He says he and the gator made eye contact. “He’s looking at me and starts pulling me back, dragging me,” Boyce said.
Boyce picked up his shotgun and repeatedly smashed the gator in the face until it let go. But it came back, snapping its jaws onto his ankle and boot this time. Boyce said he wanted to shoot it, but was afraid he’d blow his foot off.
As he took aim, the gator backed off. Blood was spraying everywhere.
“I knew it was bad. I just knew it,” Boyce said.
They removed their belts and pulled them as tight as they could around his thigh. Terisa tried to call 911 but struggled to get a cellphone signal. They were miles from their vehicle, in such a remote spot of the wildlife management area that it was difficult to describe their location.
Time went by. Boyce lost hope.
“I gave up,” he said. “We made our goodbyes.”
Then a trauma helicopter appeared in the sky. The pilot spotted the Boyces, but there was no solid ground to land on.
Danny McClelland, 33, was with his family in a swamp buggy when they noticed a helicopter circling. Someone on board was making hand signals to them. They followed along.
“He led us right to where we needed to go,” McClelland said.
Boyce was unconscious when they reached him. McClelland said his “red neck ingenuity” kicked in: He grabbed some industrial sized zip ties from his buggy and cinched them around Boyce’s leg next to the belts.

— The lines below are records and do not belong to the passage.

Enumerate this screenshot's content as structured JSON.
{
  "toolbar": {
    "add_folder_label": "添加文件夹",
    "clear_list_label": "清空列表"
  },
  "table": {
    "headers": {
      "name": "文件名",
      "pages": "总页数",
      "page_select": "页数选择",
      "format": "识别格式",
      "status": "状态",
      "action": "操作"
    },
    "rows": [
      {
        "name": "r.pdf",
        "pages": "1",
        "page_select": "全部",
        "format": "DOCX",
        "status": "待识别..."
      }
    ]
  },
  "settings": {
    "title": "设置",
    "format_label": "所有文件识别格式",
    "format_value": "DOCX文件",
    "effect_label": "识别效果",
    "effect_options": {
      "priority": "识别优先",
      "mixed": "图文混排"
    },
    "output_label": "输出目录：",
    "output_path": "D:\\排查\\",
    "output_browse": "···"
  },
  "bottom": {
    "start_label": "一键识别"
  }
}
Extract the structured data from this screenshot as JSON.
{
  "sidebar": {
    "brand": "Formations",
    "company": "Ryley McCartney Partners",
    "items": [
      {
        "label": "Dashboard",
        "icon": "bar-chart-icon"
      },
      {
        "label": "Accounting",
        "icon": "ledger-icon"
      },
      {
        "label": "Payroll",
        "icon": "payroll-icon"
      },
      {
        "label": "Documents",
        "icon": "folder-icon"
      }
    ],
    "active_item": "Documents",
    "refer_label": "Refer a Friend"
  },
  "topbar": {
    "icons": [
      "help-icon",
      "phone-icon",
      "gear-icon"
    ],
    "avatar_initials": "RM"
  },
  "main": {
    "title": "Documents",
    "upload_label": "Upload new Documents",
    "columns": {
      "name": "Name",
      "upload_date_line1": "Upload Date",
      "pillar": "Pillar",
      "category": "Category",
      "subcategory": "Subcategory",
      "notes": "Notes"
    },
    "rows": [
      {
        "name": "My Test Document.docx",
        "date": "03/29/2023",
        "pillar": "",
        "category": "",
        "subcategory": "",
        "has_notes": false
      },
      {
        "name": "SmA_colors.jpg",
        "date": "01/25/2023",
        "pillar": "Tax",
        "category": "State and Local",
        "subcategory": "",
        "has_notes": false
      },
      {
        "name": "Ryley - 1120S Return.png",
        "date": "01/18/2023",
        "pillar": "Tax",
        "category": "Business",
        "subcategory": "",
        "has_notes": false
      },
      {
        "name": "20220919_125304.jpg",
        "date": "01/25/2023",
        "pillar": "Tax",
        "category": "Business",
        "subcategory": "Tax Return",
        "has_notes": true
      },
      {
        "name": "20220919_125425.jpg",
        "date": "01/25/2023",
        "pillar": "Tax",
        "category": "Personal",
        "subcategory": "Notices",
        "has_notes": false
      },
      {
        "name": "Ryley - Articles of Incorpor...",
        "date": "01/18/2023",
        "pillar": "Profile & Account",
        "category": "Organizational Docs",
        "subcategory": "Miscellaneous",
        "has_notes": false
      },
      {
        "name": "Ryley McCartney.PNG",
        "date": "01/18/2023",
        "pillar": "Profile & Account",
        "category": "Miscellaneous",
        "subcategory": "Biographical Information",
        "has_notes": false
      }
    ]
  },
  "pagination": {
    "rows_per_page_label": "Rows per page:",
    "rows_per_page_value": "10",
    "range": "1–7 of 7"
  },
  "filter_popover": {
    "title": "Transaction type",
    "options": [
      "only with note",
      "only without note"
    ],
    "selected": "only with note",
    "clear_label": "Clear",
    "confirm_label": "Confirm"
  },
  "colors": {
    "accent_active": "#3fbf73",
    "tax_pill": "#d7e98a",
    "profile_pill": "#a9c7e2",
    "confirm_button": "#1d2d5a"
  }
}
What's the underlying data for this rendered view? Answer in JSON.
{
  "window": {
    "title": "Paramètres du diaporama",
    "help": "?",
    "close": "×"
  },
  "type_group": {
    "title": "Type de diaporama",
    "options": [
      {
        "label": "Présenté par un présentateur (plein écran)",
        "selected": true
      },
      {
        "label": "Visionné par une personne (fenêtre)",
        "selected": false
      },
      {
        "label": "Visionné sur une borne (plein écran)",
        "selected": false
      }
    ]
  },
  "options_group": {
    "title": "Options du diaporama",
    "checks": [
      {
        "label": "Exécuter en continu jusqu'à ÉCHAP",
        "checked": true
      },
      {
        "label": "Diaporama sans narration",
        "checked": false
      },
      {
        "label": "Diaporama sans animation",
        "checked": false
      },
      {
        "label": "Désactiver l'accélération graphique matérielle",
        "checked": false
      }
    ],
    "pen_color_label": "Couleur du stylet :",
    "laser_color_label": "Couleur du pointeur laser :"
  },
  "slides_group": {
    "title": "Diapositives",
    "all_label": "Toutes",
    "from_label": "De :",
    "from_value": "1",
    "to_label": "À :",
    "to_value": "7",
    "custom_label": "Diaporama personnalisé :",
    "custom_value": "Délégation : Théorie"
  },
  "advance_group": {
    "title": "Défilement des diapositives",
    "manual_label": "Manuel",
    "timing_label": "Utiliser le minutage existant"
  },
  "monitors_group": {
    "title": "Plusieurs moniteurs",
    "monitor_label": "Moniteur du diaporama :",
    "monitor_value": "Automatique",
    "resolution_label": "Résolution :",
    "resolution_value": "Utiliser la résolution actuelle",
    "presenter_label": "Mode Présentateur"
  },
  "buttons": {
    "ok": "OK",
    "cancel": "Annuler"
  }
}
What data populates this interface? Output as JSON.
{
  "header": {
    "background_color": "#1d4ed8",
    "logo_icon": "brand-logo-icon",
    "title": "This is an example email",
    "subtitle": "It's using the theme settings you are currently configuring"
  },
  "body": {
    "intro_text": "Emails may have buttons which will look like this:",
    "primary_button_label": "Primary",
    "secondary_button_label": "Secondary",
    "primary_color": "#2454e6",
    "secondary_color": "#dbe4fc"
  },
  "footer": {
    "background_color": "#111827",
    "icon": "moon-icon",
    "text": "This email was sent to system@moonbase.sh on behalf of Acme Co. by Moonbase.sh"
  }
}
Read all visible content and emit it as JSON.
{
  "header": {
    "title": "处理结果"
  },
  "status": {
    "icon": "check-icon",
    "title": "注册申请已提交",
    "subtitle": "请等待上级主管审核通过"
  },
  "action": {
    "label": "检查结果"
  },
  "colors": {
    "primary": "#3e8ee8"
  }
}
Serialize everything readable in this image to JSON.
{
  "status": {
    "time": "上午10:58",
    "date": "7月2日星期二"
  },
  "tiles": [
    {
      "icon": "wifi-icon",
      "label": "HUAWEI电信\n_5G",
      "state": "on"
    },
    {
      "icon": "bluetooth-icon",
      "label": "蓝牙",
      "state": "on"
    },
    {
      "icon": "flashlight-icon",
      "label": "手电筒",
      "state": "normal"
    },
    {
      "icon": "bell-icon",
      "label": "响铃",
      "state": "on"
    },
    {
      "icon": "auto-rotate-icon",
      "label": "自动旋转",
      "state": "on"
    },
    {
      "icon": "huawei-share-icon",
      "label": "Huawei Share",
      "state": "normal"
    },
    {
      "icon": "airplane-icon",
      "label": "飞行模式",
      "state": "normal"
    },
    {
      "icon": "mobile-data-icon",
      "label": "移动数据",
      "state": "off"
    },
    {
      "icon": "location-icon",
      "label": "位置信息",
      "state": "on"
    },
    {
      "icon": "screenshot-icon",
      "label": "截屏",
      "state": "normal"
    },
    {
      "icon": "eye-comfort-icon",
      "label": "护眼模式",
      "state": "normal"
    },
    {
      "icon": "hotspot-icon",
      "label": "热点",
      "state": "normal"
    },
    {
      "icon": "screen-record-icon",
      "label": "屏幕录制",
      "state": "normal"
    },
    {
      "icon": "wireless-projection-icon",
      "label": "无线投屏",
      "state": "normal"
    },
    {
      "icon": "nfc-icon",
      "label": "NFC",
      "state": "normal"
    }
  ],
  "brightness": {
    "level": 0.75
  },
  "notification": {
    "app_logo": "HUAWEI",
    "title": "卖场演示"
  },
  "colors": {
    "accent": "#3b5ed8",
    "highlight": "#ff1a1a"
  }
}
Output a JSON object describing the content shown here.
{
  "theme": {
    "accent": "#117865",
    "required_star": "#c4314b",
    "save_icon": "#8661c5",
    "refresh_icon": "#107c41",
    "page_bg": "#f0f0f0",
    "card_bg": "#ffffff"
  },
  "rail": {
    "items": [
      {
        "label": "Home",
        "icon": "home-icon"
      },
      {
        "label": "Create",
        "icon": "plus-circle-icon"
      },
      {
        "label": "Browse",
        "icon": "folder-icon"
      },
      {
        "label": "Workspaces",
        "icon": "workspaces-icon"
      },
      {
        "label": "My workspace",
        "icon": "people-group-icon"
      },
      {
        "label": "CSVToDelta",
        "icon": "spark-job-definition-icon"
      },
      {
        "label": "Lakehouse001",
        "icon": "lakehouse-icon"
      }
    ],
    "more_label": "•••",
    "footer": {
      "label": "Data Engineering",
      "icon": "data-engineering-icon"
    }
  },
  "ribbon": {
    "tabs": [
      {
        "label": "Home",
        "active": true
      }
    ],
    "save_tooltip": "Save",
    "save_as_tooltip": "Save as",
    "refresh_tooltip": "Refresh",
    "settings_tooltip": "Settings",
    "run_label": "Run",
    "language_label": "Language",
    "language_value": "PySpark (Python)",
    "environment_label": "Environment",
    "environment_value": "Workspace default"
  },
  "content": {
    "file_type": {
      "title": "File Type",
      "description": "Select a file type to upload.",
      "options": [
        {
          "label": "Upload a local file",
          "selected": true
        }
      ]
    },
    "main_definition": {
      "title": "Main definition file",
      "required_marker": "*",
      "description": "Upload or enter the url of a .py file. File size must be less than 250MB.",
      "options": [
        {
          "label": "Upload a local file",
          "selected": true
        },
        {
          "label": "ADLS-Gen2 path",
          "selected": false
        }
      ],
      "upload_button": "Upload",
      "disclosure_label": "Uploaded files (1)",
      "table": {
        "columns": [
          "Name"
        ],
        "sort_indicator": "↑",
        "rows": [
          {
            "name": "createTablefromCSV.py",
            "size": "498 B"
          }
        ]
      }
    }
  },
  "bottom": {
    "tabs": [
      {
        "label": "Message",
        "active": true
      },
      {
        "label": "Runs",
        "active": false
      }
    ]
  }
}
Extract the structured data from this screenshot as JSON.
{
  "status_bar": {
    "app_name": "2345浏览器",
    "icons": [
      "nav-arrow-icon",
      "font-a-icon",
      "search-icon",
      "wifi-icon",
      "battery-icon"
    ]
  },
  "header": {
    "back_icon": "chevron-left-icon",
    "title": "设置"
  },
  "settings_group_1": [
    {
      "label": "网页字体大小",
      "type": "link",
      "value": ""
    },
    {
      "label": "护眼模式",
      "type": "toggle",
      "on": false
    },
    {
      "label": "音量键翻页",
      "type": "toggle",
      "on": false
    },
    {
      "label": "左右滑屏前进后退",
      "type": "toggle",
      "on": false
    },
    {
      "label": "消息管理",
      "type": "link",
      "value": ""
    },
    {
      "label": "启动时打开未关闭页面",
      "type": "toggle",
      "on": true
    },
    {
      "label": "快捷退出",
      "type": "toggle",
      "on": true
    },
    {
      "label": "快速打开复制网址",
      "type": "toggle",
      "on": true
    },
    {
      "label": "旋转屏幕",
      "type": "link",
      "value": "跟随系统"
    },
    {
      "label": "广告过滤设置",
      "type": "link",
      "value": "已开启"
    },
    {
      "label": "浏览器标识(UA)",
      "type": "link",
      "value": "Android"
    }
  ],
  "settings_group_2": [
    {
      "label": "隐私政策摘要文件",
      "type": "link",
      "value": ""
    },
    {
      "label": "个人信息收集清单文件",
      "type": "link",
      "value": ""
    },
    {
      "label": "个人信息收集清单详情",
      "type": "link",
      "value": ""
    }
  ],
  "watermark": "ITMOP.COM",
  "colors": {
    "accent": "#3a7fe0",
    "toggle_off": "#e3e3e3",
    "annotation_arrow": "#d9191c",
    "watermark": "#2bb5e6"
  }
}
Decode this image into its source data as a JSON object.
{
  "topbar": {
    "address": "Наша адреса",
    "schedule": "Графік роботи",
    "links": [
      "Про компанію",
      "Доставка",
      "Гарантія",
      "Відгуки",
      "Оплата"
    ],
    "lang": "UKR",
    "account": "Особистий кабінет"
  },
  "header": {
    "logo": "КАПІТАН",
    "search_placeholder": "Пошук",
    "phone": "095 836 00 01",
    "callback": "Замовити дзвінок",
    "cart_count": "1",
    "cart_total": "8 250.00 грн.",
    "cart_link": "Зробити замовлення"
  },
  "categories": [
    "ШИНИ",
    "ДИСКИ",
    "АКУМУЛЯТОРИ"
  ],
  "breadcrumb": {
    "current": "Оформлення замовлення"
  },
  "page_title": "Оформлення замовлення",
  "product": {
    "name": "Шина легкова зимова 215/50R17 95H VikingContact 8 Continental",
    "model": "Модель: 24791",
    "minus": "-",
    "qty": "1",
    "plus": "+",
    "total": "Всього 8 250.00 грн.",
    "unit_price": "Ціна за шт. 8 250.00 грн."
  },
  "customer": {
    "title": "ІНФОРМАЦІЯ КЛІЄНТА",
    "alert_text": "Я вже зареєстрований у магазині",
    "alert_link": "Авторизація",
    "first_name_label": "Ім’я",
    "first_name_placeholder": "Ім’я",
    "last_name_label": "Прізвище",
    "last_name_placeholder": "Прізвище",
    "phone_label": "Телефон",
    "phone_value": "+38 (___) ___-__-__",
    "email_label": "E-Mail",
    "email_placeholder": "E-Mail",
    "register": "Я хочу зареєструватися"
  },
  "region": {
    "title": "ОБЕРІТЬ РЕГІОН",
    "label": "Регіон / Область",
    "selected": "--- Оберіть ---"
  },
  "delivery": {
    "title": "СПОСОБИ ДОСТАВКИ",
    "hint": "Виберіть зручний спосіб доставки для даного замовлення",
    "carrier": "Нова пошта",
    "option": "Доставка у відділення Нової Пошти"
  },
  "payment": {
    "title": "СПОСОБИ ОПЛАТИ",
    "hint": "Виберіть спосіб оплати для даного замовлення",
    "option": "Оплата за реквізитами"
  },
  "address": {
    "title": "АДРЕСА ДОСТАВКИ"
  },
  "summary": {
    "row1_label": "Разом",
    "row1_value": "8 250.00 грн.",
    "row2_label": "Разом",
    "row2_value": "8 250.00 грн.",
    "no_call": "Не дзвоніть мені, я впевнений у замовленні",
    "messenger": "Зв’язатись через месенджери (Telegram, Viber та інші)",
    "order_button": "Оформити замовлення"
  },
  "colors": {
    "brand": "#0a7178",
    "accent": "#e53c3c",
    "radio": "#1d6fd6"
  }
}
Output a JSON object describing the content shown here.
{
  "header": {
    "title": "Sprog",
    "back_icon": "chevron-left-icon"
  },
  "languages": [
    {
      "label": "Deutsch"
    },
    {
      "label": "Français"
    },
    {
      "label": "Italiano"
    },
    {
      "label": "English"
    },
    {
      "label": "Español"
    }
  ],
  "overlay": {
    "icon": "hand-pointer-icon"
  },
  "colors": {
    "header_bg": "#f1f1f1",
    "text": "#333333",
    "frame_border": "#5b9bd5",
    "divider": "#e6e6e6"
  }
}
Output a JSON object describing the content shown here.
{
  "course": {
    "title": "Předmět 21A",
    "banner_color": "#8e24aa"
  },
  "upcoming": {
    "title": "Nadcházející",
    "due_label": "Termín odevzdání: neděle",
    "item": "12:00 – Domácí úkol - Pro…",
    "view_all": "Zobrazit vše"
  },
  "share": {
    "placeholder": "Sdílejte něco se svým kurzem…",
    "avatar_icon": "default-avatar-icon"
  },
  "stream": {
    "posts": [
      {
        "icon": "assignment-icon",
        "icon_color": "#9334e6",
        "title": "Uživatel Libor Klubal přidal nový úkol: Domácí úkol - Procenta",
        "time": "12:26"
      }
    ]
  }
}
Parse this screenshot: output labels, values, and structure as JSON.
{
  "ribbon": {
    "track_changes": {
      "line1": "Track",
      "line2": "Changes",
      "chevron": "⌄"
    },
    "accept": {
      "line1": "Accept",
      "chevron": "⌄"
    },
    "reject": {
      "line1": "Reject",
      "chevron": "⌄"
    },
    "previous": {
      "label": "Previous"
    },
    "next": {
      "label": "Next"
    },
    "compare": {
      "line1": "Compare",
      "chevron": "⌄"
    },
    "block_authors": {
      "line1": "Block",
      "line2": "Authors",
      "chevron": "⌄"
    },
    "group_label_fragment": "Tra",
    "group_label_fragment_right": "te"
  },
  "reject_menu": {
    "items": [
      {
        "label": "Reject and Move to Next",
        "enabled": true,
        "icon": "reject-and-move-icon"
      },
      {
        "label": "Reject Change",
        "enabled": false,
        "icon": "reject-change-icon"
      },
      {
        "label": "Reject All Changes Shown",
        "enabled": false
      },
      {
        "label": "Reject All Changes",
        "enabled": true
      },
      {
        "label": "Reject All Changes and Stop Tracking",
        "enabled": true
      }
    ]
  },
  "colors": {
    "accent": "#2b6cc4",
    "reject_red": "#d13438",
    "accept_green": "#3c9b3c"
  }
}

They loaded Boyce onto the buggy and took him to the helicopter, where he was flown to the hospital. Nearly three hours had passed since the 911 call.
“We knew it was going to be tough to get there,” Martin County Fire Rescue Life Star pilot Brad Bost said. “We were trying to locate these guys based off their cellphone ping, and that doesn’t get you to exactly where you need to be because the coverage is so spotty.”
St. Mary’s Medical Center trauma surgeon Jorge Vega said the tourniquet and zip ties minimized blood loss and saved Boyce’s life. Vega called it “survivor’s instinct.”
Remarkably, the damage from the alligator bites was limited to skin and soft tissue: No ligaments or muscles were severed, Vega said.
Boyce was discharged from the hospital Tuesday with some impressive teeth marks on his thigh.
“They got me out of there alive,” he said, finding his words of gratitude inadequate. “There’s nothing I can say to thank anybody. What can you say?”